> [What you are asked to do]: Each record below should be given again exactly as it reads.

Component data from apps and pages:

────────

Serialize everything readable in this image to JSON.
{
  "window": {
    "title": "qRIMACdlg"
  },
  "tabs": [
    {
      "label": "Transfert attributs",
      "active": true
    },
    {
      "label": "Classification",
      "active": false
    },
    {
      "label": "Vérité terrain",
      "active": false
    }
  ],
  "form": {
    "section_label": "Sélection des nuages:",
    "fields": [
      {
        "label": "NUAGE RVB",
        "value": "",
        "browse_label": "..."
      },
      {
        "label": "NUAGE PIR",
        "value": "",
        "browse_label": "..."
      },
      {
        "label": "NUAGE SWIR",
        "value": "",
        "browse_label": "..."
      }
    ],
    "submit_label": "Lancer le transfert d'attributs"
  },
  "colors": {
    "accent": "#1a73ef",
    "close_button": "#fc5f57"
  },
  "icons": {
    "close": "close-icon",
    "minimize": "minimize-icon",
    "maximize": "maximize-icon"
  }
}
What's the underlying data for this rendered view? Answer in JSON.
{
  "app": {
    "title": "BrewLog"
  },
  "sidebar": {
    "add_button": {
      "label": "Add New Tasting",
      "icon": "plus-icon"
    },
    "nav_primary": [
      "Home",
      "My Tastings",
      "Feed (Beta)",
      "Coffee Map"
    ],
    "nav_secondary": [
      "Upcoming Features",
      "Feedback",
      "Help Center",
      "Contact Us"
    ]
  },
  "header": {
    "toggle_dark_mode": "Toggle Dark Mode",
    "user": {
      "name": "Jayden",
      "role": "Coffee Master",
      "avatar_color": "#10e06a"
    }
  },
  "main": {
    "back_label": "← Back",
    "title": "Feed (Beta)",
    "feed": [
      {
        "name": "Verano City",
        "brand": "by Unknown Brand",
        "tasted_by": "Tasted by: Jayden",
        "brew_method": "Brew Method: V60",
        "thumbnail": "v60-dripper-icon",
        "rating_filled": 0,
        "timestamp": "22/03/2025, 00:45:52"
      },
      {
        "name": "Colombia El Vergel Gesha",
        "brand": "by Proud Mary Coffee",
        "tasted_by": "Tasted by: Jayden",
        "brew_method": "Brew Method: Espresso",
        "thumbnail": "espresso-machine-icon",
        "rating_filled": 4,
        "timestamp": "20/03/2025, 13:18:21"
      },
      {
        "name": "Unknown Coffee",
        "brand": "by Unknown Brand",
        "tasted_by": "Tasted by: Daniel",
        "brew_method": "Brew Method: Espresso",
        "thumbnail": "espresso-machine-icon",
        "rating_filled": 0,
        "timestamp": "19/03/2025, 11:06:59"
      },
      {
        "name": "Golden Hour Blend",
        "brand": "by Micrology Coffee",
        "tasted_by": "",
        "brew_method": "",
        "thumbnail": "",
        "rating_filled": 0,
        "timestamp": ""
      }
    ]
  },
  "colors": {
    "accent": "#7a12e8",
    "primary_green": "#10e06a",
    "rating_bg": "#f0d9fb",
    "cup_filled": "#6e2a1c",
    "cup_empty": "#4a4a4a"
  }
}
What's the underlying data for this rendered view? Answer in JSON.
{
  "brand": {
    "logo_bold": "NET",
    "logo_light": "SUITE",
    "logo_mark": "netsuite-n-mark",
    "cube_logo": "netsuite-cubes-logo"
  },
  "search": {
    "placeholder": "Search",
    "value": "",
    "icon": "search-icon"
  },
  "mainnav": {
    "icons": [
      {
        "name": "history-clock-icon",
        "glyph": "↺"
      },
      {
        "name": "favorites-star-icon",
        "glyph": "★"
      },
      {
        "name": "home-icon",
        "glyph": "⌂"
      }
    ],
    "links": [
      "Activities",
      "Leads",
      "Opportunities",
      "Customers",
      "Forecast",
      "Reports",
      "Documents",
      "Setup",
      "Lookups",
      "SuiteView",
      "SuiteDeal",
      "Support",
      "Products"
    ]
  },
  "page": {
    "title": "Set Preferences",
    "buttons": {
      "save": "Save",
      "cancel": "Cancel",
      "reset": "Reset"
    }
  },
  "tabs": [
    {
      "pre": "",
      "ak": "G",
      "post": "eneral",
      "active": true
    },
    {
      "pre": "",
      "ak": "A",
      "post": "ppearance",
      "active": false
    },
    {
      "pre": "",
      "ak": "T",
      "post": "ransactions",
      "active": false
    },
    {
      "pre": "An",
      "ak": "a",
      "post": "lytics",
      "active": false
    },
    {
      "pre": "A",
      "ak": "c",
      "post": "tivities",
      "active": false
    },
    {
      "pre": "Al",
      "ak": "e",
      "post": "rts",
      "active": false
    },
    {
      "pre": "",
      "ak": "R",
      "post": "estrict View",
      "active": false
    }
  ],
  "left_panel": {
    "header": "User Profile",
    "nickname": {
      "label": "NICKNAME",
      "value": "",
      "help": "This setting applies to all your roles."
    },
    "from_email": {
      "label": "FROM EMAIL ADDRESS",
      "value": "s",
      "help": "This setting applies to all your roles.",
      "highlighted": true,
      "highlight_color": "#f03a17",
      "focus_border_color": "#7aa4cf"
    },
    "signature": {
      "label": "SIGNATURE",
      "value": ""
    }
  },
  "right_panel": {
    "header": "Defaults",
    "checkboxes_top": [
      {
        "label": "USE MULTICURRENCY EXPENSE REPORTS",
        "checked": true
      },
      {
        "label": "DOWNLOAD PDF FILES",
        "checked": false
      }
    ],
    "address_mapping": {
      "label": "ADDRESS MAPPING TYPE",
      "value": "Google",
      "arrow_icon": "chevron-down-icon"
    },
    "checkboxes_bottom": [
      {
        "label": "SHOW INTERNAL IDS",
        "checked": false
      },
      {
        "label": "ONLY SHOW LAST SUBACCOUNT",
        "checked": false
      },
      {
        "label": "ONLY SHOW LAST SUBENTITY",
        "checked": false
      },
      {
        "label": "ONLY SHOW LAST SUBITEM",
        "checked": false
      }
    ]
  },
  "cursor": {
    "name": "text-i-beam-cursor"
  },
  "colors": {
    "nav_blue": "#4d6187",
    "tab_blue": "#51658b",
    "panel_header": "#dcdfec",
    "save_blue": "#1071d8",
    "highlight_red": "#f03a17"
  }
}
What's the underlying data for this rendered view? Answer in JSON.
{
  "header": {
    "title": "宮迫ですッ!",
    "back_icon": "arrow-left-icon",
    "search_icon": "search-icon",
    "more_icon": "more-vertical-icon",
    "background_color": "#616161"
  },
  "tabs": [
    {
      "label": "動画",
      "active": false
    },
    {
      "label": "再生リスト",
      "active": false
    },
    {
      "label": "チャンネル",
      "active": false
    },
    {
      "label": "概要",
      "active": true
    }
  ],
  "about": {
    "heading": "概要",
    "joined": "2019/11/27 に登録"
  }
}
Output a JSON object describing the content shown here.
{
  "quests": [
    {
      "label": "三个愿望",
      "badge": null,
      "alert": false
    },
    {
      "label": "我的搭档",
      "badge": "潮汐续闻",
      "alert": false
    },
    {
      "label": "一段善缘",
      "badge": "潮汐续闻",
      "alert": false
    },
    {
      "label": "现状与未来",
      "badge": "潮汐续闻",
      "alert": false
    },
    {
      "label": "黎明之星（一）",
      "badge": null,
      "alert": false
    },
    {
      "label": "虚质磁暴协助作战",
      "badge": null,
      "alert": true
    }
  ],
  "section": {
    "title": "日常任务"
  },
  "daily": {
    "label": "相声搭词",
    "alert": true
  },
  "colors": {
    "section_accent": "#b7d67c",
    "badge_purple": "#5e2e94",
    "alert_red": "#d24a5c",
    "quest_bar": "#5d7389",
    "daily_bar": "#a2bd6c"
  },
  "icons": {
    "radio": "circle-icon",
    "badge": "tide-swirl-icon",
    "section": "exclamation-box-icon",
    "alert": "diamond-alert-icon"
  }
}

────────

> [Reply]:
Serialize everything readable in this image to JSON.
{
  "window": {
    "title": "qRIMACdlg"
  },
  "tabs": [
    {
      "label": "Transfert attributs",
      "active": true
    },
    {
      "label": "Classification",
      "active": false
    },
    {
      "label": "Vérité terrain",
      "active": false
    }
  ],
  "form": {
    "section_label": "Sélection des nuages:",
    "fields": [
      {
        "label": "NUAGE RVB",
        "value": "",
        "browse_label": "..."
      },
      {
        "label": "NUAGE PIR",
        "value": "",
        "browse_label": "..."
      },
      {
        "label": "NUAGE SWIR",
        "value": "",
        "browse_label": "..."
      }
    ],
    "submit_label": "Lancer le transfert d'attributs"
  },
  "colors": {
    "accent": "#1a73ef",
    "close_button": "#fc5f57"
  },
  "icons": {
    "close": "close-icon",
    "minimize": "minimize-icon",
    "maximize": "maximize-icon"
  }
}
What's the underlying data for this rendered view? Answer in JSON.
{
  "app": {
    "title": "BrewLog"
  },
  "sidebar": {
    "add_button": {
      "label": "Add New Tasting",
      "icon": "plus-icon"
    },
    "nav_primary": [
      "Home",
      "My Tastings",
      "Feed (Beta)",
      "Coffee Map"
    ],
    "nav_secondary": [
      "Upcoming Features",
      "Feedback",
      "Help Center",
      "Contact Us"
    ]
  },
  "header": {
    "toggle_dark_mode": "Toggle Dark Mode",
    "user": {
      "name": "Jayden",
      "role": "Coffee Master",
      "avatar_color": "#10e06a"
    }
  },
  "main": {
    "back_label": "← Back",
    "title": "Feed (Beta)",
    "feed": [
      {
        "name": "Verano City",
        "brand": "by Unknown Brand",
        "tasted_by": "Tasted by: Jayden",
        "brew_method": "Brew Method: V60",
        "thumbnail": "v60-dripper-icon",
        "rating_filled": 0,
        "timestamp": "22/03/2025, 00:45:52"
      },
      {
        "name": "Colombia El Vergel Gesha",
        "brand": "by Proud Mary Coffee",
        "tasted_by": "Tasted by: Jayden",
        "brew_method": "Brew Method: Espresso",
        "thumbnail": "espresso-machine-icon",
        "rating_filled": 4,
        "timestamp": "20/03/2025, 13:18:21"
      },
      {
        "name": "Unknown Coffee",
        "brand": "by Unknown Brand",
        "tasted_by": "Tasted by: Daniel",
        "brew_method": "Brew Method: Espresso",
        "thumbnail": "espresso-machine-icon",
        "rating_filled": 0,
        "timestamp": "19/03/2025, 11:06:59"
      },
      {
        "name": "Golden Hour Blend",
        "brand": "by Micrology Coffee",
        "tasted_by": "",
        "brew_method": "",
        "thumbnail": "",
        "rating_filled": 0,
        "timestamp": ""
      }
    ]
  },
  "colors": {
    "accent": "#7a12e8",
    "primary_green": "#10e06a",
    "rating_bg": "#f0d9fb",
    "cup_filled": "#6e2a1c",
    "cup_empty": "#4a4a4a"
  }
}
What's the underlying data for this rendered view? Answer in JSON.
{
  "brand": {
    "logo_bold": "NET",
    "logo_light": "SUITE",
    "logo_mark": "netsuite-n-mark",
    "cube_logo": "netsuite-cubes-logo"
  },
  "search": {
    "placeholder": "Search",
    "value": "",
    "icon": "search-icon"
  },
  "mainnav": {
    "icons": [
      {
        "name": "history-clock-icon",
        "glyph": "↺"
      },
      {
        "name": "favorites-star-icon",
        "glyph": "★"
      },
      {
        "name": "home-icon",
        "glyph": "⌂"
      }
    ],
    "links": [
      "Activities",
      "Leads",
      "Opportunities",
      "Customers",
      "Forecast",
      "Reports",
      "Documents",
      "Setup",
      "Lookups",
      "SuiteView",
      "SuiteDeal",
      "Support",
      "Products"
    ]
  },
  "page": {
    "title": "Set Preferences",
    "buttons": {
      "save": "Save",
      "cancel": "Cancel",
      "reset": "Reset"
    }
  },
  "tabs": [
    {
      "pre": "",
      "ak": "G",
      "post": "eneral",
      "active": true
    },
    {
      "pre": "",
      "ak": "A",
      "post": "ppearance",
      "active": false
    },
    {
      "pre": "",
      "ak": "T",
      "post": "ransactions",
      "active": false
    },
    {
      "pre": "An",
      "ak": "a",
      "post": "lytics",
      "active": false
    },
    {
      "pre": "A",
      "ak": "c",
      "post": "tivities",
      "active": false
    },
    {
      "pre": "Al",
      "ak": "e",
      "post": "rts",
      "active": false
    },
    {
      "pre": "",
      "ak": "R",
      "post": "estrict View",
      "active": false
    }
  ],
  "left_panel": {
    "header": "User Profile",
    "nickname": {
      "label": "NICKNAME",
      "value": "",
      "help": "This setting applies to all your roles."
    },
    "from_email": {
      "label": "FROM EMAIL ADDRESS",
      "value": "s",
      "help": "This setting applies to all your roles.",
      "highlighted": true,
      "highlight_color": "#f03a17",
      "focus_border_color": "#7aa4cf"
    },
    "signature": {
      "label": "SIGNATURE",
      "value": ""
    }
  },
  "right_panel": {
    "header": "Defaults",
    "checkboxes_top": [
      {
        "label": "USE MULTICURRENCY EXPENSE REPORTS",
        "checked": true
      },
      {
        "label": "DOWNLOAD PDF FILES",
        "checked": false
      }
    ],
    "address_mapping": {
      "label": "ADDRESS MAPPING TYPE",
      "value": "Google",
      "arrow_icon": "chevron-down-icon"
    },
    "checkboxes_bottom": [
      {
        "label": "SHOW INTERNAL IDS",
        "checked": false
      },
      {
        "label": "ONLY SHOW LAST SUBACCOUNT",
        "checked": false
      },
      {
        "label": "ONLY SHOW LAST SUBENTITY",
        "checked": false
      },
      {
        "label": "ONLY SHOW LAST SUBITEM",
        "checked": false
      }
    ]
  },
  "cursor": {
    "name": "text-i-beam-cursor"
  },
  "colors": {
    "nav_blue": "#4d6187",
    "tab_blue": "#51658b",
    "panel_header": "#dcdfec",
    "save_blue": "#1071d8",
    "highlight_red": "#f03a17"
  }
}
What's the underlying data for this rendered view? Answer in JSON.
{
  "header": {
    "title": "宮迫ですッ!",
    "back_icon": "arrow-left-icon",
    "search_icon": "search-icon",
    "more_icon": "more-vertical-icon",
    "background_color": "#616161"
  },
  "tabs": [
    {
      "label": "動画",
      "active": false
    },
    {
      "label": "再生リスト",
      "active": false
    },
    {
      "label": "チャンネル",
      "active": false
    },
    {
      "label": "概要",
      "active": true
    }
  ],
  "about": {
    "heading": "概要",
    "joined": "2019/11/27 に登録"
  }
}
Output a JSON object describing the content shown here.
{
  "quests": [
    {
      "label": "三个愿望",
      "badge": null,
      "alert": false
    },
    {
      "label": "我的搭档",
      "badge": "潮汐续闻",
      "alert": false
    },
    {
      "label": "一段善缘",
      "badge": "潮汐续闻",
      "alert": false
    },
    {
      "label": "现状与未来",
      "badge": "潮汐续闻",
      "alert": false
    },
    {
      "label": "黎明之星（一）",
      "badge": null,
      "alert": false
    },
    {
      "label": "虚质磁暴协助作战",
      "badge": null,
      "alert": true
    }
  ],
  "section": {
    "title": "日常任务"
  },
  "daily": {
    "label": "相声搭词",
    "alert": true
  },
  "colors": {
    "section_accent": "#b7d67c",
    "badge_purple": "#5e2e94",
    "alert_red": "#d24a5c",
    "quest_bar": "#5d7389",
    "daily_bar": "#a2bd6c"
  },
  "icons": {
    "radio": "circle-icon",
    "badge": "tide-swirl-icon",
    "section": "exclamation-box-icon",
    "alert": "diamond-alert-icon"
  }
}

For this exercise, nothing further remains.